Also with a little thought you will realise that each bit of meta data and data need only be encrypted once which makes access times considerably faster. Especially if you take the time to ensure no “key stream” reuse, you can pre compute the keys at the begining of a session etc.

All of this is not exactly difficult to envision, the devil however is as always in the details.

Francesco Orsenigo March 10, 2009 6:12 AM

I’m no security expert.
But can’t a hidden true-crypt partition be spotted just by adding files unitil all reported ‘free space’ is filled and then compare the actual size of the volume with the size the space used by the visible files in it?
Or will true-crypt silently start overwriting the hidden partition?

Paeniteo March 10, 2009 7:23 AM

@Francesco Orsenigo: “Or will true-crypt silently start overwriting the hidden partition?”

Generally, this is what Truecrypt will do.
It simply doesn’t know about the existence of a hidden container if you mount the normal container.

You have the option of specifying both the normal and the hidden passphrase to mount the volume with “hidden volume protection”. Obviously, you would only do this when you are unobserved.

Nobody September 10, 2009 6:14 PM

Use a live linux CD as your OS.
Don’t use a computer with a hard drive in it.
Use a USB THUMBDRIVE a a storage device or use it as both sorage and an OS such as PUPPY OR SLAX.
Hear loud knocks on the door?
Microwave ovens are hell on thumbdrives.
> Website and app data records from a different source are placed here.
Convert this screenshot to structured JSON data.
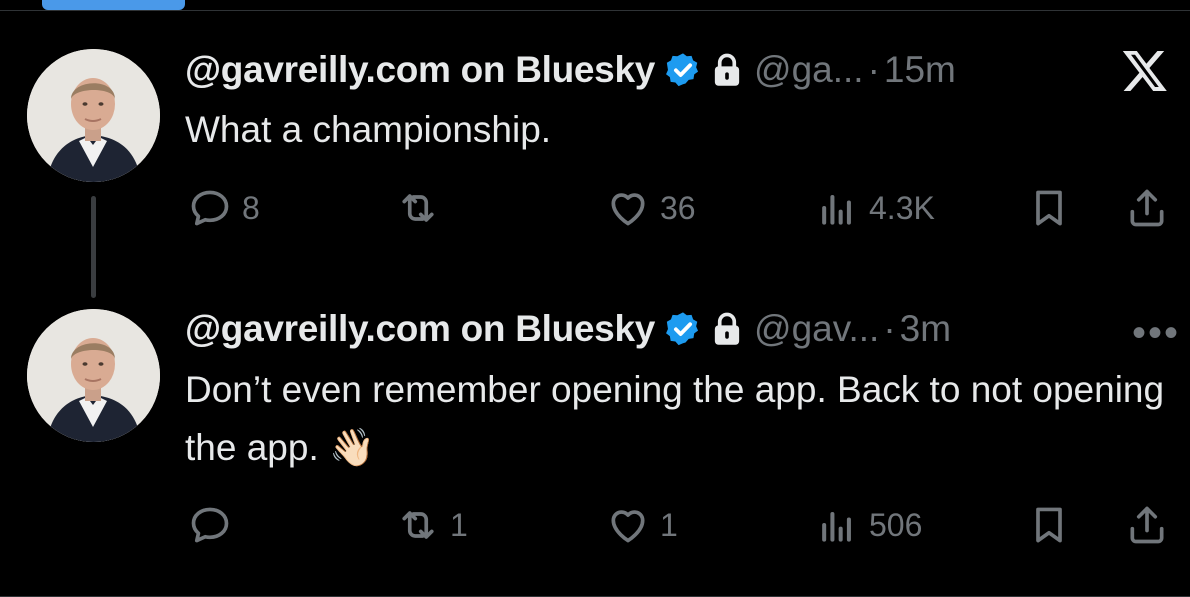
{
  "colors": {
    "verified": "#1d9bf0",
    "muted": "#71767b",
    "text": "#e7e9ea",
    "background": "#000000"
  },
  "tweets": [
    {
      "author_name": "@gavreilly.com on Bluesky",
      "handle": "@ga...",
      "separator": "·",
      "time": "15m",
      "text": "What a championship.",
      "replies": "8",
      "reposts": "",
      "likes": "36",
      "views": "4.3K",
      "corner_icon": "x-logo-icon"
    },
    {
      "author_name": "@gavreilly.com on Bluesky",
      "handle": "@gav...",
      "separator": "·",
      "time": "3m",
      "text": "Don’t even remember opening the app. Back to not opening the app. 👋🏻",
      "replies": "",
      "reposts": "1",
      "likes": "1",
      "views": "506",
      "corner_icon": "more-options-icon",
      "more_label": "•••"
    }
  ]
}
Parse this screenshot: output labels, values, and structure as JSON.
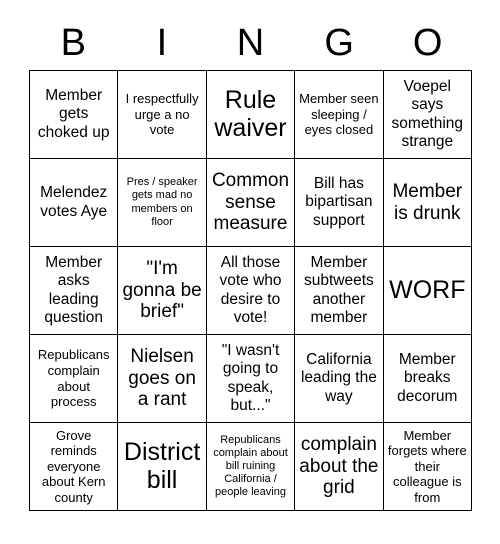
{
  "card": {
    "header_letters": [
      "B",
      "I",
      "N",
      "G",
      "O"
    ],
    "rows": [
      [
        {
          "text": "Member gets choked up",
          "size": "m"
        },
        {
          "text": "I respectfully urge a no vote",
          "size": "s"
        },
        {
          "text": "Rule waiver",
          "size": "xl"
        },
        {
          "text": "Member seen sleeping / eyes closed",
          "size": "s"
        },
        {
          "text": "Voepel says something strange",
          "size": "m"
        }
      ],
      [
        {
          "text": "Melendez votes Aye",
          "size": "m"
        },
        {
          "text": "Pres / speaker gets mad no members on floor",
          "size": "xs"
        },
        {
          "text": "Common sense measure",
          "size": "l"
        },
        {
          "text": "Bill has bipartisan support",
          "size": "m"
        },
        {
          "text": "Member is drunk",
          "size": "l"
        }
      ],
      [
        {
          "text": "Member asks leading question",
          "size": "m"
        },
        {
          "text": "\"I'm gonna be brief\"",
          "size": "l"
        },
        {
          "text": "All those vote who desire to vote!",
          "size": "m"
        },
        {
          "text": "Member subtweets another member",
          "size": "m"
        },
        {
          "text": "WORF",
          "size": "xl"
        }
      ],
      [
        {
          "text": "Republicans complain about process",
          "size": "s"
        },
        {
          "text": "Nielsen goes on a rant",
          "size": "l"
        },
        {
          "text": "\"I wasn't going to speak, but...\"",
          "size": "m"
        },
        {
          "text": "California leading the way",
          "size": "m"
        },
        {
          "text": "Member breaks decorum",
          "size": "m"
        }
      ],
      [
        {
          "text": "Grove reminds everyone about Kern county",
          "size": "s"
        },
        {
          "text": "District bill",
          "size": "xl"
        },
        {
          "text": "Republicans complain about bill ruining California / people leaving",
          "size": "xs"
        },
        {
          "text": "complain about the grid",
          "size": "l"
        },
        {
          "text": "Member forgets where their colleague is from",
          "size": "s"
        }
      ]
    ]
  },
  "colors": {
    "background": "#ffffff",
    "text": "#000000",
    "grid_line": "#000000"
  }
}
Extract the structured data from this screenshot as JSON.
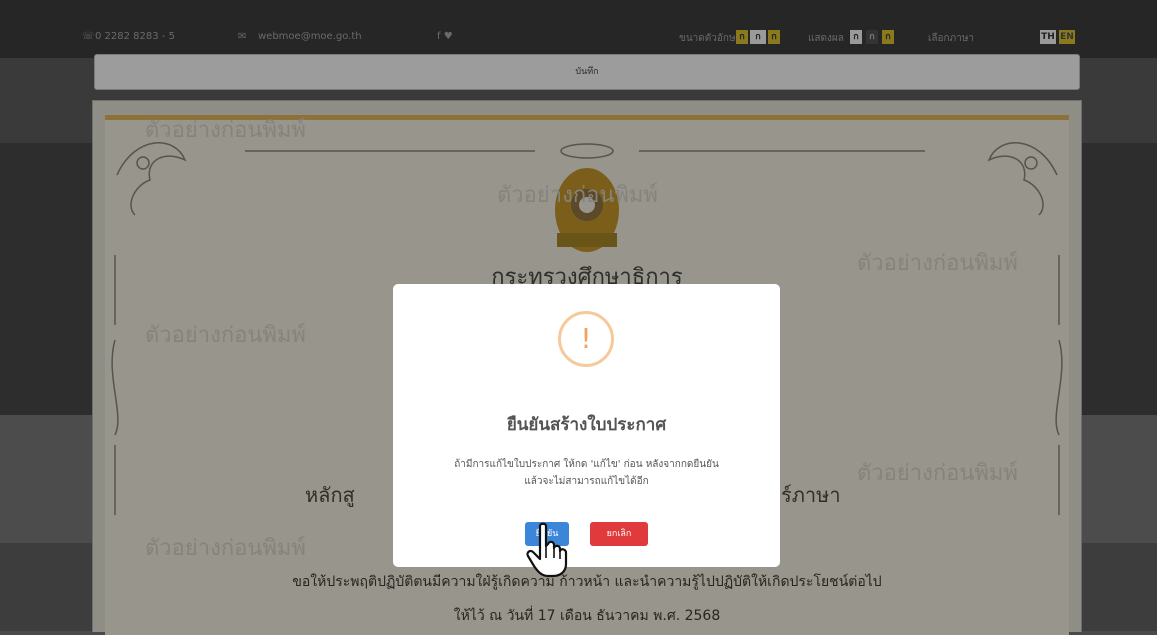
{
  "topbar": {
    "phone": "0 2282 8283 - 5",
    "email": "webmoe@moe.go.th",
    "social": "f  ♥",
    "font_size_label": "ขนาดตัวอักษร",
    "font_sizes": [
      "ก",
      "ก",
      "ก"
    ],
    "display_label": "แสดงผล",
    "display_options": [
      "ก",
      "ก",
      "ก"
    ],
    "language_label": "เลือกภาษา",
    "languages": [
      "TH",
      "EN"
    ]
  },
  "save_bar": {
    "label": "บันทึก"
  },
  "certificate": {
    "watermark": "ตัวอย่างก่อนพิมพ์",
    "organization": "กระทรวงศึกษาธิการ",
    "course_left": "หลักสู",
    "course_right": "ร์ภาษา",
    "blessing": "ขอให้ประพฤติปฏิบัติตนมีความใฝ่รู้เกิดความ ก้าวหน้า และนำความรู้ไปปฏิบัติให้เกิดประโยชน์ต่อไป",
    "date_line": "ให้ไว้ ณ วันที่ 17 เดือน ธันวาคม พ.ศ. 2568"
  },
  "modal": {
    "icon": "exclamation-icon",
    "icon_glyph": "!",
    "title": "ยืนยันสร้างใบประกาศ",
    "message_line1": "ถ้ามีการแก้ไขใบประกาศ ให้กด 'แก้ไข' ก่อน หลังจากกดยืนยัน",
    "message_line2": "แล้วจะไม่สามารถแก้ไขได้อีก",
    "confirm_label": "ยืนยัน",
    "cancel_label": "ยกเลิก"
  },
  "colors": {
    "confirm": "#3b86d9",
    "cancel": "#e13a3c",
    "warning": "#f3a15f",
    "gold": "#8e7138"
  }
}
may tinh xach tay May 19, 2010 10:53 AM

Also with a little thought you will realise that each bit of meta data and data need only be encrypted once which makes access times considerably faster. Especially if you take the time to ensure no “key stream” reuse, you can pre compute the keys at the begining of a session etc.

Leave a comment


Allowed HTML <a href="URL"> • <em> <cite> <i> • <strong> <b> • <sub> <sup> • <ul> <ol> <li> • <blockquote> <pre> Markdown Extra syntax via https://michelf.ca/projects/php-markdown/extra/

Sidebar photo of Bruce Schneier by Joe MacInnis.